A true luxury car, the 2011 A8 comes standard with real leather trim and upholstery, all the requisite power-assisted features, Bose surround sound and a voice-recognition navigation system. Standard running gear comprises the aforementioned V8, a slick 8-speed automatic with available column-mounted paddle shifters, Audi's trademark quattro all-wheel drive and low-profile tires on alloy wheels.
Among the more noteworthy options available either in packages or individually are a Bang & Olufsen surround system with 19 speakers and a 1400-watt amplifier, ventilated and massaging seats, rearview camera, sports suspension, heated steering wheel and, for the A8L, a rear seat entertainment center with a pair of 10-inch LCD screens and individual audio controls.
Looks-wise, the new A8 carries on with Audi's easily recognized trapezoidal grille and LED taillights. New for 2011 (and what Audi claims is a first for passenger cars) is the application of that LED technology to the A8's headlamps. Available only as a stand-alone option, these lamp assemblies use LEDs and only LEDs for all lighting functions, as in, high beam, low beam, turn indicators and side marker and running lights. The carefully arrayed LEDs produce an even, wide pattern of very white light with no hot spots.

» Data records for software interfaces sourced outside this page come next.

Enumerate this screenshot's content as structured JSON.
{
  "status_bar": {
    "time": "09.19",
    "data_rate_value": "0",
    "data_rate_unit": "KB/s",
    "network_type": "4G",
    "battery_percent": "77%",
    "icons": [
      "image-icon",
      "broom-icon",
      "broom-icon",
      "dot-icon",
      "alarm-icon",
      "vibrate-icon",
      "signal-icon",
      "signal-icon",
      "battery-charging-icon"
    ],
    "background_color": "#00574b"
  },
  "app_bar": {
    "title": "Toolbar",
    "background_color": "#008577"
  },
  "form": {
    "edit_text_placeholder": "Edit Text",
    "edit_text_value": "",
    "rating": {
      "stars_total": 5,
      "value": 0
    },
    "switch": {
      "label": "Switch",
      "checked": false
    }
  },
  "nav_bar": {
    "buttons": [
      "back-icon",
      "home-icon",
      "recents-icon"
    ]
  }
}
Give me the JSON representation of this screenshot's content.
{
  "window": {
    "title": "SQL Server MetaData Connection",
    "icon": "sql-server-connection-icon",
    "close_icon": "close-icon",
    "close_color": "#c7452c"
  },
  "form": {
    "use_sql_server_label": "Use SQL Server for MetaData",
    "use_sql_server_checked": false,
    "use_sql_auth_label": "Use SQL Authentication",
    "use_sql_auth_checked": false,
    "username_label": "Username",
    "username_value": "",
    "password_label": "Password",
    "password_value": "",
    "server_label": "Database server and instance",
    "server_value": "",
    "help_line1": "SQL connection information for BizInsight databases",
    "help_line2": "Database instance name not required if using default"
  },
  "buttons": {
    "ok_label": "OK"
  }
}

Audi didn't neglect the driving experience, as the new 2011 A8 is both a superbly capable luxury cruiser, as would be expected given the market and the price point, and, when properly optioned, a refreshingly fun to drive sports sedan.
The quattro system effectively and invisibly neutralizes any tendency on the car's part to understeer (where it wants to go straight when the driver wants it to turn) or to oversteer (when it tends to turn more sharply than the driver wants), making the car quicker to respond to changes in direction while remaining drama free. Likewise, directional stability on long straight stretches of road inspires confidence.
Audi's MMI multi-media interface employs a touchpad embedded in the center console to control the navigation and sound systems. The pad is multi-talented, offering functions ranging from back lighted number displays for audio presets or owner-programmed functions to scrolling through displayed menus to handwriting recognition (printed block letters and numbers) for keying in navigational requests, like addresses or city names.
While some of the electronics gee-whizardry may be a bit overdone (really, a touch pad?) the new 2011 A8 is an impressive achievement.